But then, after a few years, they’d start creeping in again. Not every night, but often enough.

And then move me back to Syracuse? Where I’m driving by that school nearly every day?

Now they were happening every other night.

As I read Slouching Towards Los Angeles, I began thinking about all my little drive-by trips down memory lane, leading me all over Syracuse. It was her writing that had inspired them after all.

And it occurred to me that maybe there was a place I still had to face down.

I’d been inside the school a few times since graduating—visited a teacher, judged a talent show. But only in one particular section of the school, and for a very limited time.

After my cancer diagnosis, the adults really made it so that I never had to set foot in the school again if I didn’t want to.

And I didn’t want to. I’d attend a chorus rehearsal once in a while if I was feeling up to it. But the reality is, one day I was a regular student roaming the halls, and the next day I had cancer and basically never returned. I couldn’t even tell you (nor can anyone in my family) who emptied my school locker, my gym locker, my band locker…

So this week, with the approval of administration and the accompaniment of a school social worker plus Matt, I roamed the halls of my high school, 12 years later.

I went back to the place with the most ghosts. And the night before, I could feel them swirling around me. My friends and me—the ghosts of our former selves—traipsing to lunch, loitering in a practice room, crying in a bathroom, gathered on the bleachers…

…My ex boyfriend, strolling to my locker, smiling at me and my full head of long brown hair.

All of these memories of the “before.” They were the ones that caused the bad dreams and the sadness and the pity I have for my own former self.

I knew she might be there. That she was the one I was afraid of most of all. The one I could sense was trapped inside each time I drove by the school, and the one I wanted to hug and shield, and somehow protect…

It felt epic. As epic as Joan Didion’s Los Angeles, me walking into that school, to confront this demon that perhaps lived in locker B1385 and snuck out at night to badger me in my dreams.

And then truly inside the school…

It was a building. There were classrooms. There were hallways.

The hallways were somewhat familiar. I remembered my way. I remembered staircases and where they led. I remembered certain days, certain specific memories with a friend or a boy or a teacher.

In the auditorium I stood center-stage, where I’d taken my bow as Millie in Thoroughly Modern Millie junior year. I exited the stage via the chorus risers in the pit, and the path of my trajectory felt familiar. Not sad. Just very familiar, like my brain could place it as a “former thing we did all the time.”

At my locker I stared for a minute—wanted to reach out and touch, but didn’t know if I was allowed during pandemic-times.

I wasn’t moved to tears as I expected I might be.

In fact, I couldn’t even sense a demon. The only sense I had was the sense that Alissa might run up any second to open the locker beside me. We’d been locker neighbors every year since middle school.

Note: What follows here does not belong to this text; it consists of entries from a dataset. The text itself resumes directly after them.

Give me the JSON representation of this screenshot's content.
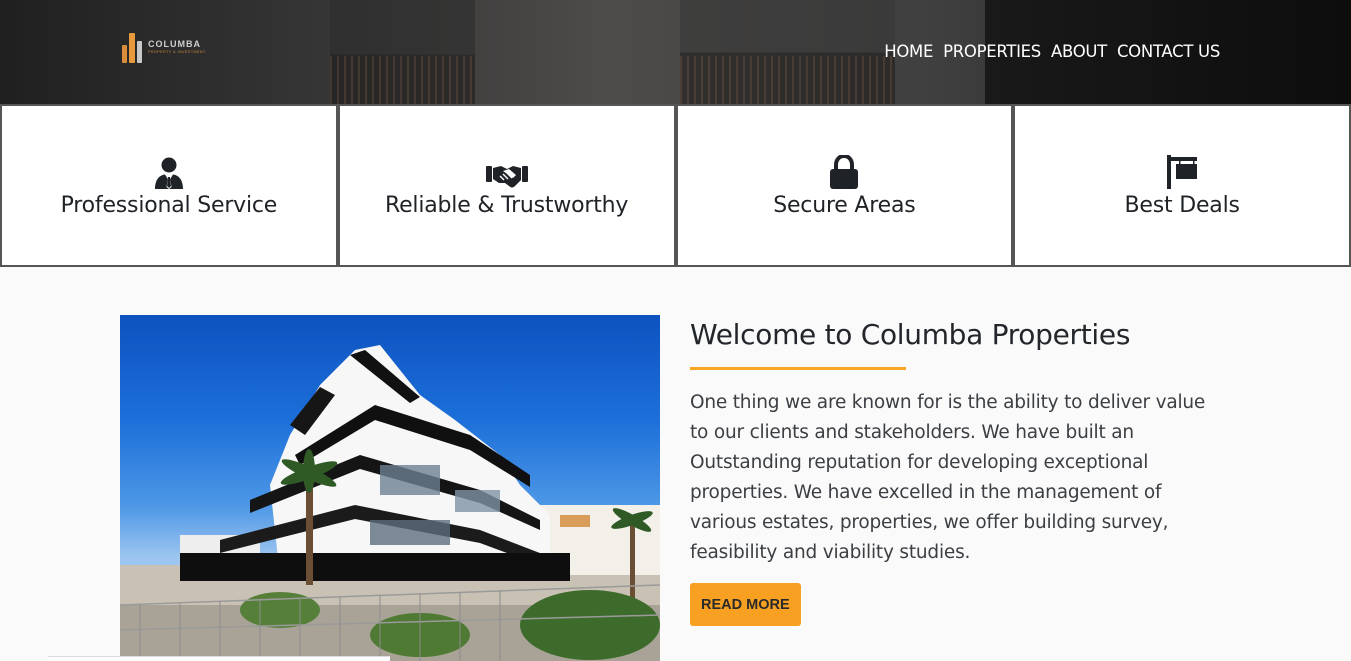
{
  "header": {
    "logo": {
      "name": "COLUMBA",
      "tagline": "PROPERTY & INVESTMENT"
    },
    "nav": [
      "HOME",
      "PROPERTIES",
      "ABOUT",
      "CONTACT US"
    ]
  },
  "features": [
    {
      "label": "Professional Service",
      "icon": "user-tie-icon"
    },
    {
      "label": "Reliable & Trustworthy",
      "icon": "handshake-icon"
    },
    {
      "label": "Secure Areas",
      "icon": "lock-icon"
    },
    {
      "label": "Best Deals",
      "icon": "sign-icon"
    }
  ],
  "welcome": {
    "title": "Welcome to Columba Properties",
    "text": "One thing we are known for is the ability to deliver value to our clients and stakeholders. We have built an Outstanding reputation for developing exceptional properties. We have excelled in the management of various estates, properties, we offer building survey, feasibility and viability studies.",
    "button": "READ MORE"
  },
  "colors": {
    "accent": "#f7a022",
    "header": "#141414",
    "text": "#212529"
  }
}
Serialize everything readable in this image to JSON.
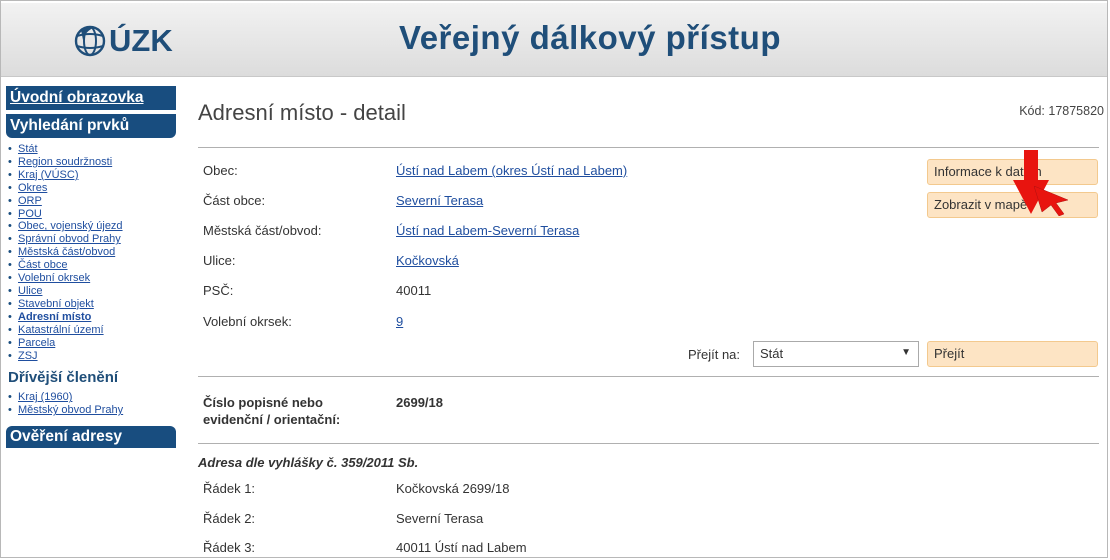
{
  "header": {
    "logo_text": "ÚZK",
    "title": "Veřejný dálkový přístup"
  },
  "sidebar": {
    "home_label": "Úvodní obrazovka",
    "search_heading": "Vyhledání prvků",
    "search_items": [
      "Stát",
      "Region soudržnosti",
      "Kraj (VÚSC)",
      "Okres",
      "ORP",
      "POU",
      "Obec, vojenský újezd",
      "Správní obvod Prahy",
      "Městská část/obvod",
      "Část obce",
      "Volební okrsek",
      "Ulice",
      "Stavební objekt",
      "Adresní místo",
      "Katastrální území",
      "Parcela",
      "ZSJ"
    ],
    "former_heading": "Dřívější členění",
    "former_items": [
      "Kraj (1960)",
      "Městský obvod Prahy"
    ],
    "verify_heading": "Ověření adresy"
  },
  "main": {
    "title": "Adresní místo - detail",
    "code": "Kód: 17875820",
    "fields": [
      {
        "label": "Obec:",
        "value": "Ústí nad Labem (okres Ústí nad Labem)",
        "link": true
      },
      {
        "label": "Část obce:",
        "value": "Severní Terasa",
        "link": true
      },
      {
        "label": "Městská část/obvod:",
        "value": "Ústí nad Labem-Severní Terasa",
        "link": true
      },
      {
        "label": "Ulice:",
        "value": "Kočkovská",
        "link": true
      },
      {
        "label": "PSČ:",
        "value": "40011",
        "link": false
      },
      {
        "label": "Volební okrsek:",
        "value": "9",
        "link": true
      }
    ],
    "buttons": {
      "info": "Informace k datům",
      "map": "Zobrazit v mapě",
      "go": "Přejít"
    },
    "goto_label": "Přejít na:",
    "goto_select": "Stát",
    "number_label_1": "Číslo popisné nebo",
    "number_label_2": "evidenční / orientační:",
    "number_value": "2699/18",
    "address_heading": "Adresa dle vyhlášky č. 359/2011 Sb.",
    "address_lines": [
      {
        "label": "Řádek 1:",
        "value": "Kočkovská 2699/18"
      },
      {
        "label": "Řádek 2:",
        "value": "Severní Terasa"
      },
      {
        "label": "Řádek 3:",
        "value": "40011 Ústí nad Labem"
      }
    ]
  },
  "colors": {
    "brand": "#1f4e79",
    "sidebar_box": "#184d7f",
    "button_bg": "#fde4c4",
    "arrow": "#e8140f"
  }
}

Remembering her helium-balloon energy made me smile.

In retrospect, I wish I had just asked for a moment or two longer, to just stand there at that locker. To momentarily align myself with whatever alternate universe was still locked on September 2008, after home room, retrieving my books. To fill that space one more time as ‘pre-everything’ Jesse.

But who knows? Maybe if I had, it would’ve become too much. Maybe there would’ve been a demon in there after all.

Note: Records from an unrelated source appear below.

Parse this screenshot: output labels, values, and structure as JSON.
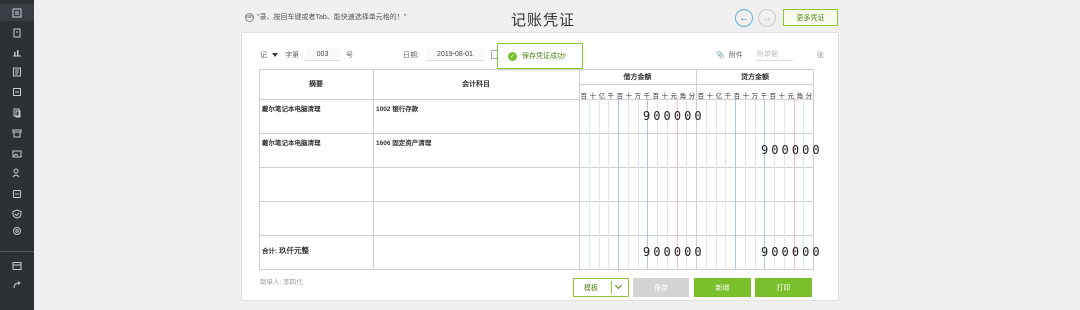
{
  "header": {
    "hint": "\"录、按回车键或者Tab、能快速选择单元格的！\"",
    "hint_icon_label": "tab",
    "title": "记账凭证",
    "more_label": "更多凭证"
  },
  "voucher": {
    "type": "记",
    "word_label": "字第",
    "number": "003",
    "number_suffix": "号",
    "date_label": "日期:",
    "date": "2019-08-01",
    "attach_label": "附件",
    "attach_placeholder": "附单据",
    "attach_unit": "张"
  },
  "toast": {
    "message": "保存凭证成功!"
  },
  "table": {
    "col_summary": "摘要",
    "col_account": "会计科目",
    "col_debit": "借方金额",
    "col_credit": "贷方金额",
    "digits": [
      "百",
      "十",
      "亿",
      "千",
      "百",
      "十",
      "万",
      "千",
      "百",
      "十",
      "元",
      "角",
      "分"
    ],
    "rows": [
      {
        "summary": "戴尔笔记本电脑清理",
        "account": "1002 银行存款",
        "debit": "900000",
        "credit": ""
      },
      {
        "summary": "戴尔笔记本电脑清理",
        "account": "1606 固定资产清理",
        "debit": "",
        "credit": "900000"
      },
      {
        "summary": "",
        "account": "",
        "debit": "",
        "credit": ""
      },
      {
        "summary": "",
        "account": "",
        "debit": "",
        "credit": ""
      }
    ],
    "total_label": "合计:",
    "total_words": "玖仟元整",
    "total_debit": "900000",
    "total_credit": "900000"
  },
  "footer": {
    "maker": "制单人: 李四代",
    "template_label": "模板",
    "save_label": "保存",
    "new_label": "新增",
    "print_label": "打印"
  },
  "colors": {
    "accent": "#7ac02c",
    "nav_blue": "#3a8fd8",
    "sidebar": "#2d3035"
  }
}
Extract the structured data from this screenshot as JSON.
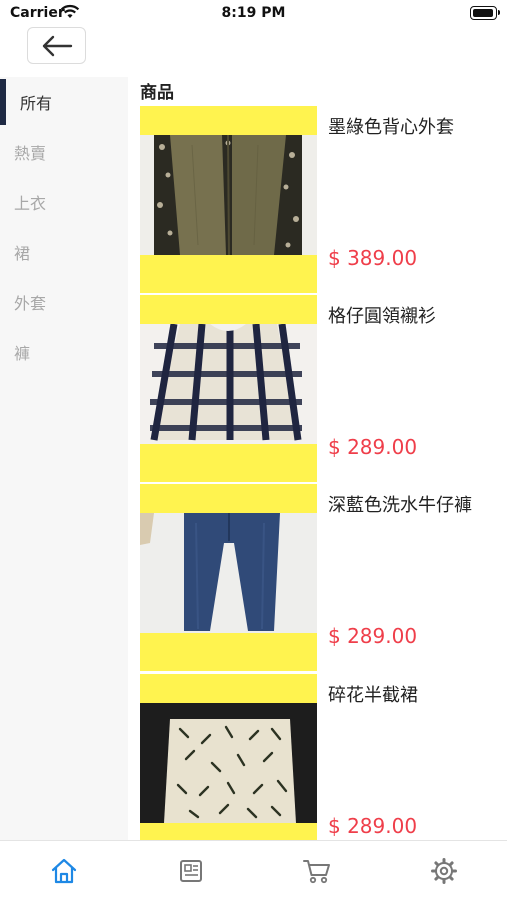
{
  "status_bar": {
    "carrier": "Carrier",
    "time": "8:19 PM"
  },
  "nav": {
    "back_icon": "arrow-left-icon"
  },
  "sidebar": {
    "categories": [
      {
        "label": "所有",
        "active": true
      },
      {
        "label": "熱賣",
        "active": false
      },
      {
        "label": "上衣",
        "active": false
      },
      {
        "label": "裙",
        "active": false
      },
      {
        "label": "外套",
        "active": false
      },
      {
        "label": "褲",
        "active": false
      }
    ]
  },
  "main": {
    "title": "商品",
    "products": [
      {
        "name": "墨綠色背心外套",
        "price": "$ 389.00"
      },
      {
        "name": "格仔圓領襯衫",
        "price": "$ 289.00"
      },
      {
        "name": "深藍色洗水牛仔褲",
        "price": "$ 289.00"
      },
      {
        "name": "碎花半截裙",
        "price": "$ 289.00"
      }
    ]
  },
  "tabbar": {
    "tabs": [
      {
        "icon": "home-icon",
        "active": true
      },
      {
        "icon": "news-icon",
        "active": false
      },
      {
        "icon": "cart-icon",
        "active": false
      },
      {
        "icon": "settings-icon",
        "active": false
      }
    ]
  },
  "colors": {
    "accent": "#1e88e5",
    "price": "#ef3e4a",
    "photo_bg": "#fff34f",
    "sidebar_bg": "#f7f7f7",
    "active_bar": "#1f2a44"
  }
}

As we crawled into the car after the walk-through, Matt asked how I felt.

I took a deep breath, and looked over at the school again, at the doors we’d just crept out of…and then at a bench, erected in honor of a boy who’d been diagnosed with cancer a few years after I graduated. He had passed away in a matter of days.

”Honestly?” I asked.

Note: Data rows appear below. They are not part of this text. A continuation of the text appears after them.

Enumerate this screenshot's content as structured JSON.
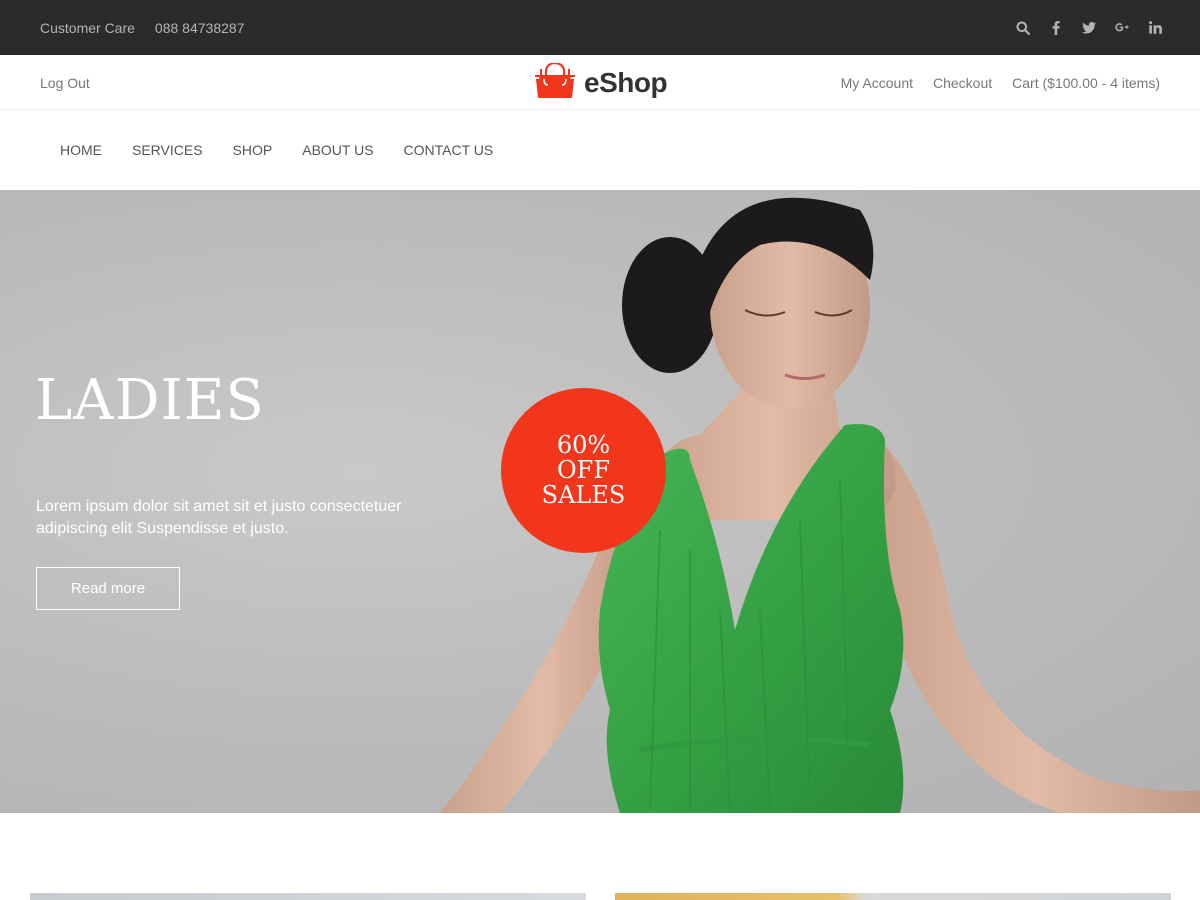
{
  "topbar": {
    "customer_care_label": "Customer Care",
    "phone": "088 84738287",
    "icons": [
      "search-icon",
      "facebook-icon",
      "twitter-icon",
      "google-plus-icon",
      "linkedin-icon"
    ]
  },
  "header": {
    "logout_label": "Log Out",
    "logo_text": "eShop",
    "my_account_label": "My Account",
    "checkout_label": "Checkout",
    "cart_label": "Cart ($100.00 - 4 items)"
  },
  "nav": {
    "items": [
      {
        "label": "HOME"
      },
      {
        "label": "SERVICES"
      },
      {
        "label": "SHOP"
      },
      {
        "label": "ABOUT US"
      },
      {
        "label": "CONTACT US"
      }
    ]
  },
  "hero": {
    "title": "LADIES",
    "description": "Lorem ipsum dolor sit amet sit et justo consectetuer adipiscing elit Suspendisse et justo.",
    "button_label": "Read more",
    "badge": {
      "line1": "60%",
      "line2": "OFF",
      "line3": "SALES"
    }
  },
  "colors": {
    "topbar_bg": "#2b2b2b",
    "accent": "#f1361b",
    "dress": "#3aa84a"
  }
}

Another breath, as I let the significance of what I was about to say wash over me…

“It’s just a school…”

Those visceral feelings…

Those “Joan Didion-visceral-location-memory-based feelings” didn’t feel so powerful anymore.

…because in the actual plane of existence, it didn’t matter a bit. Someone else was living, learning, grieving, eating and shitting in that school now, and they didn’t give a f*** about my “visceral feelings.”

I haven’t dreamed about the school in the nights since.